Supreme Court Limits Retroactive Application of its Criminal Procedure Decisions
In Edwards v. Vonnoy the U.S. Supreme Court held 6-3 that no new rules of criminal procedure apply retroactively on federal collateral review. For this reason the Supreme Court’s holding in Ramos v. Louisiana (2020), that state court jury verdicts for convictions of serious crimes must be unanimous, does not apply retroactively to cases on federal collateral review. Before Ramos was decided only Louisiana and Oregon allowed nonunanimous juries.
In 2007 Thedrick Edwards was convicted of kidnapping, sexual assault, and robbery by a nonunanimous Louisiana jury and sentenced to life in imprisonment without parole. By 2011 Edwards had exhausted his first round of appeals meaning he was only able to challenge his conviction on “collateral review.” Before the Supreme Court Edwards argued that Ramos applies retroactively to overturn final convictions on federal collateral review.
New substantive criminal rules alter “the range of conduct or the class of persons that the law punishes.” They apply to cases pending in trial courts and on their first appeal—direct review, and retroactively on federal collateral review. The parties agree the Court’s holding in Ramos requiring unanimous juries in state court was procedural and not substantive.
New criminal procedural rules alter “only the manner of determining the defendant’s culpability.” They apply to cases pending in trial courts and on direct review. In Teague v. Lane (1989), the Court held that a new procedural rule applies retroactively on federal collateral review only if it constitutes a “watershed” rule.
The Court, in an opinion written by Justice Kavanaugh, rejected Edwards’ argument that the right to a unanimous jury is a watershed rule given the significance of the right, that is relies on the original meaning of the constitution, and that it may prevent racial discrimination. According to the Court, it “has already considered and rejected those kinds of arguments in prior retroactivity case.”
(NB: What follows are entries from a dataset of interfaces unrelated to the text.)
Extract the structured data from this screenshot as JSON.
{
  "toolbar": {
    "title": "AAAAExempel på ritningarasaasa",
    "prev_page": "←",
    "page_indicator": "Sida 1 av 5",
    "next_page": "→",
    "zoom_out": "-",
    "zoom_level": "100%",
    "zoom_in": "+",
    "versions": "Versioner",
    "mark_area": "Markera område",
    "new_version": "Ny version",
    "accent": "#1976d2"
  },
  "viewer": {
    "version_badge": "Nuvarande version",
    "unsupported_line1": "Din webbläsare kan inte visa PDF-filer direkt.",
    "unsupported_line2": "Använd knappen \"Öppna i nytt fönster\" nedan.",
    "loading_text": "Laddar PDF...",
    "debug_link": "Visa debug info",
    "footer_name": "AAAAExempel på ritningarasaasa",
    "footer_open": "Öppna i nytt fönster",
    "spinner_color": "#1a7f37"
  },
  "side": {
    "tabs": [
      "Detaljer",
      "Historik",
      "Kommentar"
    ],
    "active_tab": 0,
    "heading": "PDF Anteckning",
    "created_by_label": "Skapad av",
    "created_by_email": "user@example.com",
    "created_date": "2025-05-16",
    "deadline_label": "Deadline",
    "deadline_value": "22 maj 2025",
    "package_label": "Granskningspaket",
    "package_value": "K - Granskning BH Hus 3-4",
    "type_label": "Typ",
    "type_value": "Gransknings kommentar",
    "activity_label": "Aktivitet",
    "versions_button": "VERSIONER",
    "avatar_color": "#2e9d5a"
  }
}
More significantly, the Court overturned Teague v. Lane concluding “no new rules of criminal procedure can satisfy the watershed exception.” The Court noted that in the 32 years since Teague was decided “the Court has never found that any new procedural rule actually satisfies that purported exception.” The Court only identified one pre-Teague procedural rule as watershed—the right to counsel recognized in Gideon v. Wainwright (1963). According to the Court: “Continuing to articulate a theoretical exception that never actually applies in practice offers false hope to defendants, distorts the law, misleads judges, and wastes the resources of defense counsel, prosecutors, and courts.”
Justice Kagan wrote a blistering dissent which Justices Breyer and Sotomayor joined. “The majority cannot (and indeed does not) deny, given all Ramos said, that the jury unanimity requirement fits to a tee Teague’s description of a watershed procedural rule.” “So everything rests on the majority’s last move—the overturning of Teague’s watershed exception. If there can never be any watershed rules—as the majority here asserts out of the blue—then, yes, jury unanimity cannot be one.” “In overruling a critical aspect of Teague, the majority follows none of the usual rules of stare decisis. It discards precedent without a party requesting that action. And it does so with barely a reason given, much less the ‘special justification’ our law demands.”